Histories

» Show All     «Prev 1 2 3 4 5 6 7 8 ... 22» Next»     » Slide Show

And so Mr. Allender comes in 3rd



Milwaukee Free Press – June 17, 1909

FIRST MILWAUKEE BOY

MR. ALLENDER ONLY CLAIMS TO COME IN THIRD

The Old Northport Resident Was Misrepresented – No Indian Blood in His Veins.

NORTHPORT, Wis., June 14 – To the Editor: Some weeks ago the Free Press was kind enough to print a communication from here about the first white boy. The Sentinel sent a reporter here who interviewed Mr. Allender and then wrote up and printed a three-column article that wholly misrepresented Mr. Allender and his claim. The Sentinel account makes Mr. Allender out to be an old one-eyed wagoner of the civil war and part Indian.
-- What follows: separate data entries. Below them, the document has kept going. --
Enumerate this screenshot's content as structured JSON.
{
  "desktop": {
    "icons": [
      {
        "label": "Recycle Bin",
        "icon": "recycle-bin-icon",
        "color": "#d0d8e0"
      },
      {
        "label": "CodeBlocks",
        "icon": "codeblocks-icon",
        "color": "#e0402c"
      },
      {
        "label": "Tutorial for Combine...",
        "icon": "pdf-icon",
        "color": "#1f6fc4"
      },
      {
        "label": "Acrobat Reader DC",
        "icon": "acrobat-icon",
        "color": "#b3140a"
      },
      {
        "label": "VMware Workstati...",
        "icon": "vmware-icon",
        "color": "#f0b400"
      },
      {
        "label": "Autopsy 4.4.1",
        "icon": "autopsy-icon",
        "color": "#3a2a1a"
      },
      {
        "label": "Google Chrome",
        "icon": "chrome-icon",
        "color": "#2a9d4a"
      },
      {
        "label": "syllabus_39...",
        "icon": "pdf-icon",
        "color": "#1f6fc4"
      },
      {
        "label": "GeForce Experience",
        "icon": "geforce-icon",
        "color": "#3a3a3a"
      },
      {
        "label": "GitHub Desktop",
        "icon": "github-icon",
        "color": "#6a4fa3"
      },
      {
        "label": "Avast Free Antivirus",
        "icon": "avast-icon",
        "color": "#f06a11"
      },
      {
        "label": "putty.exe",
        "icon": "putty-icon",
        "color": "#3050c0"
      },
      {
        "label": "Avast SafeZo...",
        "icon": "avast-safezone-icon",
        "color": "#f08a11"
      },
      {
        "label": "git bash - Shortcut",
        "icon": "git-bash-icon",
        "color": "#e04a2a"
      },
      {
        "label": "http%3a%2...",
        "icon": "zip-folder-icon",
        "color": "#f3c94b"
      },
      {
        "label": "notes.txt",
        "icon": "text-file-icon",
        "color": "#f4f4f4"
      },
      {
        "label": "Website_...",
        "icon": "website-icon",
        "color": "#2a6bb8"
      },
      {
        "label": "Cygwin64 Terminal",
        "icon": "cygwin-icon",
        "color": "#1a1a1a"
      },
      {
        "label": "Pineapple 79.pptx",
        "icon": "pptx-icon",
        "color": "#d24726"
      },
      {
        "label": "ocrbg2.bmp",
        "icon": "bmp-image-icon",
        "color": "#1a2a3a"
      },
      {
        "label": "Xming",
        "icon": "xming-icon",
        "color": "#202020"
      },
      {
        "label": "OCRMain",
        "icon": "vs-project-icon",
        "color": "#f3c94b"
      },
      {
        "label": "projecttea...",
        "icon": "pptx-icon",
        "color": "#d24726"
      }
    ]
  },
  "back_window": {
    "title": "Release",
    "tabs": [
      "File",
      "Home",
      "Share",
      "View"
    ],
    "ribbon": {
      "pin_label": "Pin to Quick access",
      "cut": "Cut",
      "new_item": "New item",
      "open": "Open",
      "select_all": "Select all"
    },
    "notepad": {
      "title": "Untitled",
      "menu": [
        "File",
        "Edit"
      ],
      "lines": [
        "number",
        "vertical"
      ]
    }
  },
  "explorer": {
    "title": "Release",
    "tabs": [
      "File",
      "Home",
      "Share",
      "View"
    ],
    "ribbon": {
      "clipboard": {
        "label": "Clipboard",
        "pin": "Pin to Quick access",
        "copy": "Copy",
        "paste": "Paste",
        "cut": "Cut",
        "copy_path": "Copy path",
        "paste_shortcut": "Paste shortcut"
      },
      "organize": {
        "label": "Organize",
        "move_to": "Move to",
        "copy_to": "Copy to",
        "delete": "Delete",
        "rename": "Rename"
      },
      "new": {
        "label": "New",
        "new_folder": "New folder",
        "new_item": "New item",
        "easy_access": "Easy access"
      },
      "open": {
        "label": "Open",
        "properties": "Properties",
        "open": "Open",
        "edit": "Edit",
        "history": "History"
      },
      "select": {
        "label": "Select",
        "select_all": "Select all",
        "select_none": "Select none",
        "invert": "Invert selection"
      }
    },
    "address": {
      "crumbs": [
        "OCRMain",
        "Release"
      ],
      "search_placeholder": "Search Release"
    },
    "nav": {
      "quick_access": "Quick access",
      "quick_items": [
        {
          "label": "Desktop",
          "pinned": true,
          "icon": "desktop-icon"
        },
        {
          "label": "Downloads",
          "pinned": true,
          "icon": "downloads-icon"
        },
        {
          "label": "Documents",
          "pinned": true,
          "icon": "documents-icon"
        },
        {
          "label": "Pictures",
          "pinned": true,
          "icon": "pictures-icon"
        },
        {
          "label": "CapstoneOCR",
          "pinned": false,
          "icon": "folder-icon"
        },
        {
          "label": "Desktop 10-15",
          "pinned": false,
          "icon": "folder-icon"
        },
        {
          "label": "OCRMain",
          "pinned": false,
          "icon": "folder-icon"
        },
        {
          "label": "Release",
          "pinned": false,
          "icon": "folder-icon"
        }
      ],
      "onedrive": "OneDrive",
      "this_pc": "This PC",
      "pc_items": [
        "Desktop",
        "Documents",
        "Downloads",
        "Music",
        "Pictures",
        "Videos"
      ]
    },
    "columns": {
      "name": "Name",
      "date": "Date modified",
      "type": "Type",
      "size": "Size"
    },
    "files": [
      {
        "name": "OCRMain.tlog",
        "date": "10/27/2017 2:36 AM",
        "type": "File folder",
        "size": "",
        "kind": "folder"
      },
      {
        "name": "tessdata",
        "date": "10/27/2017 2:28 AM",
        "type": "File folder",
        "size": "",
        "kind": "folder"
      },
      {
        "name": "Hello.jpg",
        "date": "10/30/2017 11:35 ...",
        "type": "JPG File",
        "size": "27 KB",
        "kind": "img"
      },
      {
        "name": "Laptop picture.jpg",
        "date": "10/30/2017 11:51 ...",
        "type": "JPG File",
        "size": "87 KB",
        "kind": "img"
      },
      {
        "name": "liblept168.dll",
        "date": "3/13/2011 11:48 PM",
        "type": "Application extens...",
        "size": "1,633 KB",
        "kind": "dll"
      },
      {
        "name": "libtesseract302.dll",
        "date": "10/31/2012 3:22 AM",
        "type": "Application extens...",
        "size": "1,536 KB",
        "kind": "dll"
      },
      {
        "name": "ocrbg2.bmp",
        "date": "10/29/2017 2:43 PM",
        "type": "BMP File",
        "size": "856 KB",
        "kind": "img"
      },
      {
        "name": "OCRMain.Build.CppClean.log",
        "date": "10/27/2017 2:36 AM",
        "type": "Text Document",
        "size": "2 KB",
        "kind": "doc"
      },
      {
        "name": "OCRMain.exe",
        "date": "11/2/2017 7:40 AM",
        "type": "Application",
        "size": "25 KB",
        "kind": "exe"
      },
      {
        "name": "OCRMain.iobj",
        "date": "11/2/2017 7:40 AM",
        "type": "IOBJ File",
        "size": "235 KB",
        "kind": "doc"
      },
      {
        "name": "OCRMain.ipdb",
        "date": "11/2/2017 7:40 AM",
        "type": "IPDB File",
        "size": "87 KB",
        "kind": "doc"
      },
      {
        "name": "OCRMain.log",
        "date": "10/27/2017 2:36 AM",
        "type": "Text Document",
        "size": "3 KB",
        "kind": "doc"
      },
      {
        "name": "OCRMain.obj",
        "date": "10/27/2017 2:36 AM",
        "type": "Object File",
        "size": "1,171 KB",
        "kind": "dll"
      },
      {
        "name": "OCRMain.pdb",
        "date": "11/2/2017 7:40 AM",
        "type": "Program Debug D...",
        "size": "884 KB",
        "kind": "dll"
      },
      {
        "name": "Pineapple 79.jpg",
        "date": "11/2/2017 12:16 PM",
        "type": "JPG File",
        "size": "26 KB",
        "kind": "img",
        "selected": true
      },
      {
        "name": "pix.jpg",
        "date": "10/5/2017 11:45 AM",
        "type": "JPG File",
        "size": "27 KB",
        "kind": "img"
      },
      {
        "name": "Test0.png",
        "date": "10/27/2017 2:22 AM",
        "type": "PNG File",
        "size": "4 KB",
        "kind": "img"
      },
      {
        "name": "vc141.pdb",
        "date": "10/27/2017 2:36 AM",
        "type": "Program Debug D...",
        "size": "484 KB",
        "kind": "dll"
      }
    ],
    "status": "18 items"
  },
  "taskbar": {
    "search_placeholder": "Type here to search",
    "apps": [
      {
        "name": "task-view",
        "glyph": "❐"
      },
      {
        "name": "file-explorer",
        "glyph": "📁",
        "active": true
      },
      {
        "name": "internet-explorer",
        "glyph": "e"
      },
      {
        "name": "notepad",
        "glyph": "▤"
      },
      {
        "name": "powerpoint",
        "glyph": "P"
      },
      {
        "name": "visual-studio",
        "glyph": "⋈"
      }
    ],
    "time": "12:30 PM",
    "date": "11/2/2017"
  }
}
Mr. Allender served three years in the First Wisconsin cavalry. This regiment has always had the distinction of being the best regiment and of doing the most service of any cavalry regiment, either north or south in the civil war. Mr. Allender is a full white man. His father was Scotch-Irish; his mother, English-Dutch, and his eyes both of them are in as good condition as any man of his age. Perhaps the reporter interviewed some one else.

Mr. Allender does not claim to be the first white boy – not but what he is a white man, but because he does not want what perhaps belongs to Mr. Sivyer, Fowle or others.

The Allender bible record has been found, though in bad condition. The dates are perfectly legible.

Daniel Allender was born in Milwaukee, April 14, 1838, which would make him stand about No. 3 among the white boys.

Mr. Allender thinks that a wrong has been done him and he wishes the Free Press would help to put him right before the people. As you know how these old pioneers and soldiers feel and how proud they are of their record, and how they look back and talk of the old times long ago when they were in their prime and will tell us with a sort of mournful pleasure of the days and years of care and disappointment and sometimes of actual want. They take great pride in the thought that their nerve and endurance have brought them through so many hard places.

It does seem strange to look back and see the great changes that have taken place within the short period of one man’s life and see some of these hale, old hearty fellows still able to tell us all about it and dispute over the honors.

When I go to the large cities and meet the great masses of people moving along your streets I always recall the lines I read so many years ago; they run something like this:

Behind the squaw’s light bark canoe

The steamboat rocks and raves

And city lots are staked for salve

Above old Indian graves.

I hear the tread of pioneers

Of millions yet to be

The first low wash of waves where soon

Shall roll a human sea.

SHELDON BRADT.

Northport, Wis., June 15.


June’s Notes

- Solomon Juneau was the founder of Milwaukee and is the man for who Juneau county is named. He died Nov. 14, 1856. His nephew Joseph Juneau founded Juneau, Alaska.

- Byron Kilbourn, 1801 – 1870. Surveyor, land speculator, canal and railroad promoter, politician, b. Granby, Conn. He moved with his parents to Ohio in 1803, and left school at the age of 13 to clerk in his father's store. In 1823 he secured an appointment as an Ohio state surveyor, and for ten years was active in surveying canal routes in that state.

In 1834 he surveyed a portion of Manitowoc and Sheboygan counties, Wis., and in 1835 purchased land on the west bank of the Milwaukee River. To promote this town-site, Kilbourn helped finance the Milwaukee Advertiser, and, hoping to make Milwaukee a trade center, actively promoted the Milwaukee and Rock River Canal Co., which would have connected the Great Lakes and the Mississippi River. He started the project in 1838 and was forced to abandon it four years later having dug only a mile. He also sponsored Milwaukee harbor improvement, boat building, the Milwaukee Claim Association, and the Milwaukee County Agricultural Society. In 1838 he and Solomon Juneau (q.v.), his townsite competitor, secured the union of Kilbourntown and Milwaukee village (Juneau's promotion on the east bank of the river). Differences soon arose over the bridging of the Milwaukee River, however, and the final settlement did not come until 1846.

- Kilbourntown is now the Westown neighborhood in Milwaukee. From Wikipedia.org: Westown is an area west of the Milwaukee River and downtown, bounded by I-794 on the south, Marquette University neighborhood on the west, McKinley Avenue on the north, and the river on the east.

The neighborhood comprises the original Kilbourntown in what is now downtown Milwaukee. The Shops of Grand Avenue along with various theaters, restaurants, nightclubs, lies along Wisconsin Avenue. Other attractions in this neighborhood include the Milwaukee Public Museum, the Bradley Center, the US Cellular Arena, the Milwaukee County Courthouse and Old World Third Street.


Owner/SourceTranscribed by June Ristow
Linked toDaniel L Allender

» Show All     «Prev 1 2 3 4 5 6 7 8 ... 22» Next»     » Slide Show